“They want service level agreements, they don’t want best effort service,” Ganley said of Rivada’s pipeline customers. “Best effort is good for consumer communications, [like] cell phone service. Sophisticated enterprise users want service level agreements, they want guaranteed rates. We’re seeing that low latency is valued. [Also] security, if you can avoid backhaul over certain areas, that’s something they see as having real value. There’s going to be a differentiation between best-efforts and service level agreements.”
OneWeb is staying firm in its approach as a wholesale capacity provider. The operator is not looking to cut out its service providers and integrators, CTO Massimiliano Ladovaz said. While OneWeb will soon merge with Eutelsat, it has distribution partnerships with Hughes Network Systems and Intelsat as well.
“We want to ensure that we are part of a solution. We will not remove business from customers,” Ladovaz said. “We want to work with them and make them grow. That’s OneWeb and we will stick on that path. I’m glad to see that Starlink as well is moving in that direction. Multi-orbit is what the customer wants.”
Operators and would-be operators are confident there’s enough demand for low-latency connectivity to go around, and projects are moving forward. Telesat recently secured final funding and is moving forward with plans to manufacture Lightspeed, and Riavda is moving forward as well.
Brian Holz, CEO of Mangata Networks, said the company hasn’t experienced any funding headwinds or investors pulling back due to Rivada and Telesat’s success. Mangata Networks is working to develop a Highly Elliptical Orbit (HEO) and Medium-Earth Orbit constellation, bundling backhaul connectivity with micro data centers.
The company has outlined maritime as a major target market where it can provide differentiated service. The maritime market wants universal coverage, which is largely not available today, Holz said.

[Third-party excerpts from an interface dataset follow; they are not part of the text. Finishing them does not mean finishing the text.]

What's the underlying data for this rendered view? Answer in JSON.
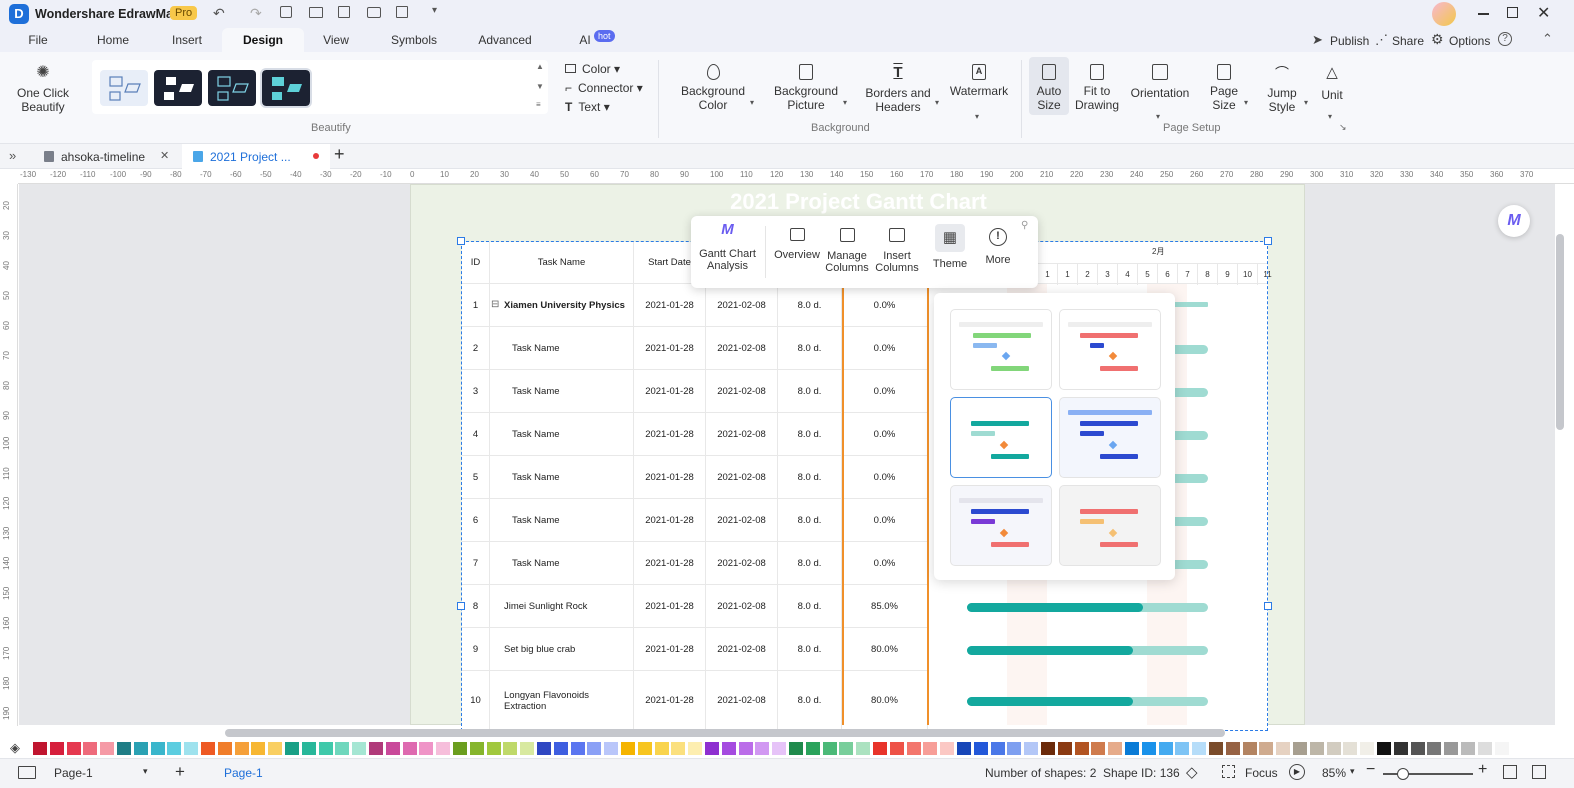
{
  "app": {
    "name": "Wondershare EdrawMax",
    "badge": "Pro"
  },
  "menu": {
    "tabs": [
      "File",
      "Home",
      "Insert",
      "Design",
      "View",
      "Symbols",
      "Advanced",
      "AI"
    ],
    "ai_badge": "hot",
    "active": "Design",
    "right": {
      "publish": "Publish",
      "share": "Share",
      "options": "Options"
    }
  },
  "ribbon": {
    "one_click": "One Click\nBeautify",
    "style_menu": {
      "color": "Color",
      "connector": "Connector",
      "text": "Text"
    },
    "beautify_label": "Beautify",
    "background": {
      "bg_color": "Background\nColor",
      "bg_picture": "Background\nPicture",
      "borders": "Borders and\nHeaders",
      "watermark": "Watermark",
      "label": "Background"
    },
    "page_setup": {
      "auto_size": "Auto\nSize",
      "fit": "Fit to\nDrawing",
      "orientation": "Orientation",
      "page_size": "Page\nSize",
      "jump": "Jump\nStyle",
      "unit": "Unit",
      "label": "Page Setup"
    }
  },
  "doc_tabs": [
    {
      "name": "ahsoka-timeline"
    },
    {
      "name": "2021 Project ..."
    }
  ],
  "ruler": {
    "h": [
      "-130",
      "-120",
      "-110",
      "-100",
      "-90",
      "-80",
      "-70",
      "-60",
      "-50",
      "-40",
      "-30",
      "-20",
      "-10",
      "0",
      "10",
      "20",
      "30",
      "40",
      "50",
      "60",
      "70",
      "80",
      "90",
      "100",
      "110",
      "120",
      "130",
      "140",
      "150",
      "160",
      "170",
      "180",
      "190",
      "200",
      "210",
      "220",
      "230",
      "240",
      "250",
      "260",
      "270",
      "280",
      "290",
      "300",
      "310",
      "320",
      "330",
      "340",
      "350",
      "360",
      "370"
    ],
    "v": [
      "20",
      "30",
      "40",
      "50",
      "60",
      "70",
      "80",
      "90",
      "100",
      "110",
      "120",
      "130",
      "140",
      "150",
      "160",
      "170",
      "180",
      "190"
    ]
  },
  "gantt": {
    "title": "2021 Project Gantt Chart",
    "headers": {
      "id": "ID",
      "name": "Task Name",
      "start": "Start Date"
    },
    "month_label": "2月",
    "day_labels": [
      "1",
      "1",
      "2",
      "3",
      "4",
      "5",
      "6",
      "7",
      "8",
      "9",
      "10",
      "11"
    ],
    "rows": [
      {
        "id": "1",
        "name": "Xiamen University Physics",
        "start": "2021-01-28",
        "end": "2021-02-08",
        "dur": "8.0 d.",
        "pct": "0.0%",
        "progress": 0,
        "bold": true
      },
      {
        "id": "2",
        "name": "Task Name",
        "start": "2021-01-28",
        "end": "2021-02-08",
        "dur": "8.0 d.",
        "pct": "0.0%",
        "progress": 0
      },
      {
        "id": "3",
        "name": "Task Name",
        "start": "2021-01-28",
        "end": "2021-02-08",
        "dur": "8.0 d.",
        "pct": "0.0%",
        "progress": 0
      },
      {
        "id": "4",
        "name": "Task Name",
        "start": "2021-01-28",
        "end": "2021-02-08",
        "dur": "8.0 d.",
        "pct": "0.0%",
        "progress": 0
      },
      {
        "id": "5",
        "name": "Task Name",
        "start": "2021-01-28",
        "end": "2021-02-08",
        "dur": "8.0 d.",
        "pct": "0.0%",
        "progress": 0
      },
      {
        "id": "6",
        "name": "Task Name",
        "start": "2021-01-28",
        "end": "2021-02-08",
        "dur": "8.0 d.",
        "pct": "0.0%",
        "progress": 0
      },
      {
        "id": "7",
        "name": "Task Name",
        "start": "2021-01-28",
        "end": "2021-02-08",
        "dur": "8.0 d.",
        "pct": "0.0%",
        "progress": 0
      },
      {
        "id": "8",
        "name": "Jimei Sunlight Rock",
        "start": "2021-01-28",
        "end": "2021-02-08",
        "dur": "8.0 d.",
        "pct": "85.0%",
        "progress": 0.85
      },
      {
        "id": "9",
        "name": "Set big blue crab",
        "start": "2021-01-28",
        "end": "2021-02-08",
        "dur": "8.0 d.",
        "pct": "80.0%",
        "progress": 0.8
      },
      {
        "id": "10",
        "name": "Longyan Flavonoids\nExtraction",
        "start": "2021-01-28",
        "end": "2021-02-08",
        "dur": "8.0 d.",
        "pct": "80.0%",
        "progress": 0.8
      }
    ]
  },
  "context_toolbar": {
    "analysis": "Gantt Chart\nAnalysis",
    "overview": "Overview",
    "manage": "Manage\nColumns",
    "insert": "Insert\nColumns",
    "theme": "Theme",
    "more": "More"
  },
  "status": {
    "page_selector": "Page-1",
    "page_tab": "Page-1",
    "shapes": "Number of shapes: 2",
    "shape_id": "Shape ID: 136",
    "focus": "Focus",
    "zoom": "85%"
  },
  "colors": {
    "accent": "#1e6fd9",
    "teal": "#13a89e",
    "teal_light": "#9fdbd2",
    "orange_line": "#f0902a"
  },
  "palette": [
    "#c0152f",
    "#d61f3c",
    "#e53950",
    "#ee6b7c",
    "#f59aa6",
    "#1f7d86",
    "#2aa1b3",
    "#3ab6cc",
    "#5ccde0",
    "#9ee2ee",
    "#ee5a24",
    "#f07d2a",
    "#f5a03a",
    "#f7b733",
    "#f9cf62",
    "#19a086",
    "#28b79a",
    "#3fc9aa",
    "#6fd7bd",
    "#a5e6d3",
    "#b03a7a",
    "#c9499a",
    "#de6ab0",
    "#ef94c7",
    "#f6bedb",
    "#6b9e1f",
    "#86b52d",
    "#a1c83e",
    "#bfd96a",
    "#d8e9a0",
    "#2f47c2",
    "#3e5ee0",
    "#5b76f0",
    "#8aa0f6",
    "#b9c6fa",
    "#f5b400",
    "#f7c520",
    "#f9d44d",
    "#fbe07e",
    "#fdeeb0",
    "#8e2fd0",
    "#a54be0",
    "#bb6de9",
    "#d198f2",
    "#e6c3f8",
    "#1f8a4c",
    "#2aa35c",
    "#4bb978",
    "#78ce9b",
    "#abe2c0",
    "#e8332a",
    "#ee5247",
    "#f3766d",
    "#f79e98",
    "#fbc8c4",
    "#1746b8",
    "#2358d9",
    "#4b78e8",
    "#7e9ff0",
    "#b3c7f7",
    "#6b2a0a",
    "#8a3a12",
    "#b25422",
    "#cf7b4d",
    "#e6ab8a",
    "#0a7bd6",
    "#1a92ea",
    "#44aaf0",
    "#7ec4f5",
    "#b6ddf9",
    "#7a4b2a",
    "#966244",
    "#b38462",
    "#cfab8f",
    "#e6d2c2",
    "#a79f90",
    "#bdb6a8",
    "#d2ccc0",
    "#e4e0d6",
    "#f1efe8",
    "#111111",
    "#333333",
    "#555555",
    "#777777",
    "#999999",
    "#bbbbbb",
    "#dddddd",
    "#f5f5f5"
  ]
}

“Merchant maritime is one of the biggest opportunities out there today, it’s largely untapped. Operators today are charging way too much for capacity,” Holz said. “People are paying $4,000 [for] a couple of megabits per second. Starlink is going to help change that, and so will we, when we get into orbit.”